Wednesday afternoon I was going about my normal Mom-taxi routine picking kid #1 up at one music lesson and delivering him to lesson two. Running errands with kid #2, stopping at the grocery store and talking to the deli manager about the ominous skies then making my way back to kid #1 where normally he’d be waiting for me at the curb but this time he wasn’t. We sat there and waited as rain began to fall and then a small amount of marble sized hail. He finally came out of the building and told me that they had secured the kids in the center of the school because of severe weather. I had no idea how severe.
We were making our way back home (a 5 min. drive) and as I passed people coming in the opposite direction they were sticking their hands out the window and making circular motions for me to turn around which I did figuring there were powerlines down which is a pretty common occurrence around here even in small storms and headed in another direction. As I came closer to the house but still about 3/4 miles away there was a cop stopping vehicles and telling them to turn around. I asked him how I was to get to my home since both streets were blocked and he was frantic, said he had no idea and that he didn’t know what happened here but the road was closed. Internally I started freaking out. I had no idea if our house was okay, and most importantly Stella. I was surprised that I didn’t care about my computer, camera or anything else. I tried to keep it together for the sake of the kids.
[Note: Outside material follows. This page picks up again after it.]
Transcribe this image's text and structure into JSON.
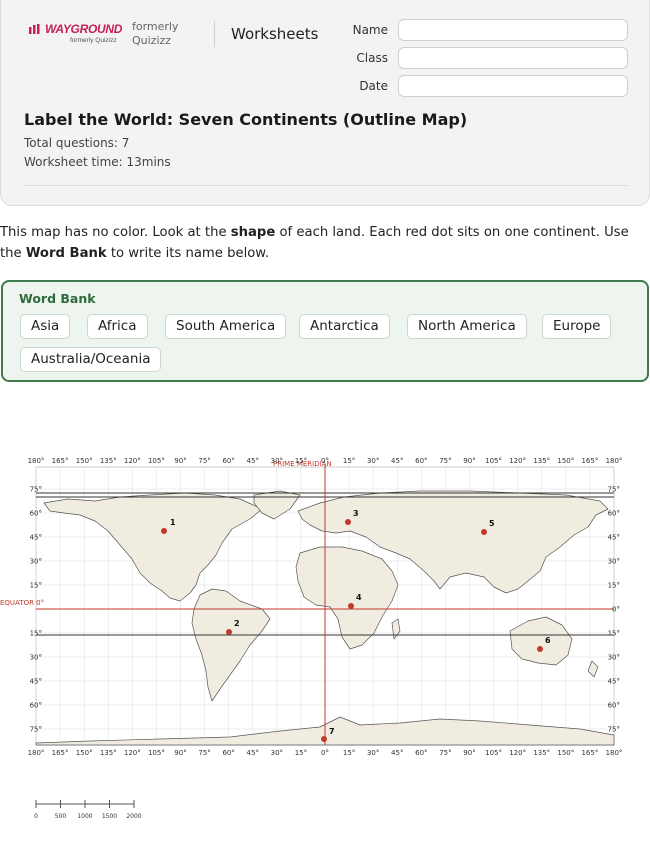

I headed to a friends house meanwhile trying to use my cellphone but service was poor at best. My friends were prepared with a hand-crank radio, police scanner and a large battery pack. After quite a while I was able to text a neighbor who said that she had driven down our street and that our house was intact. A huge relief. But there was still the question of how to get to Stella, the event, which was confirmed as a tornado, had driven a path between where we were and where our house is located. My husband, who works at the hospital wasn’t allowed to leave because they were on disaster alert and none of our neighbors had a key.
A second round of storms sent us into an enclosed room in the center of the house, the kids donned helmets and we all got cozy.
My husband was able to leave late in the evening and since the kids were still awake we loaded into the car to make an attempt to get home. We didn’t make it far since the second storm knocked down trees and power lines in the opposite direction. We were trapped and returned to my friend’s house where we would spend the night.
Taking the long way around my husband was finally able to reach the house and Stella, she was none the worse for wear. The kids and I made it home the next morning.
The town’s beloved Fountain Park, where summer concerts take place and I walk Stella. In the bottom of the three photos above check out how the trees are all down but if you look through them the flag and pole are still standing.
In the aftermath you can hear utility trucks, chainsaws, wood chippers, helicopters, small planes and generators.
We were so lucky to first escape the tornado (Casey and I had been on the path only moments before the tornado hit) and then to sustain very little damage from a storm that wreaked havoc 1/2 mile from our house. The two poplars above fell gently onto our shed not causing any damage and the shed saved my newly planted vegetable garden.
The horses who were even closer to the storm look like they weren’t even bothered.
This morning my kids, along with the Boy Scouts, helped to deliver coffee and pastries to the fire station. Tomorrow morning they are assembling sandwiches for the many hard workers that are here from all over the northeast, some I’m told haven’t slept in two days.
p.s. I’ll post sometime soon about the marathon (we finished!) and the ASPCA fundraiser (over goal!)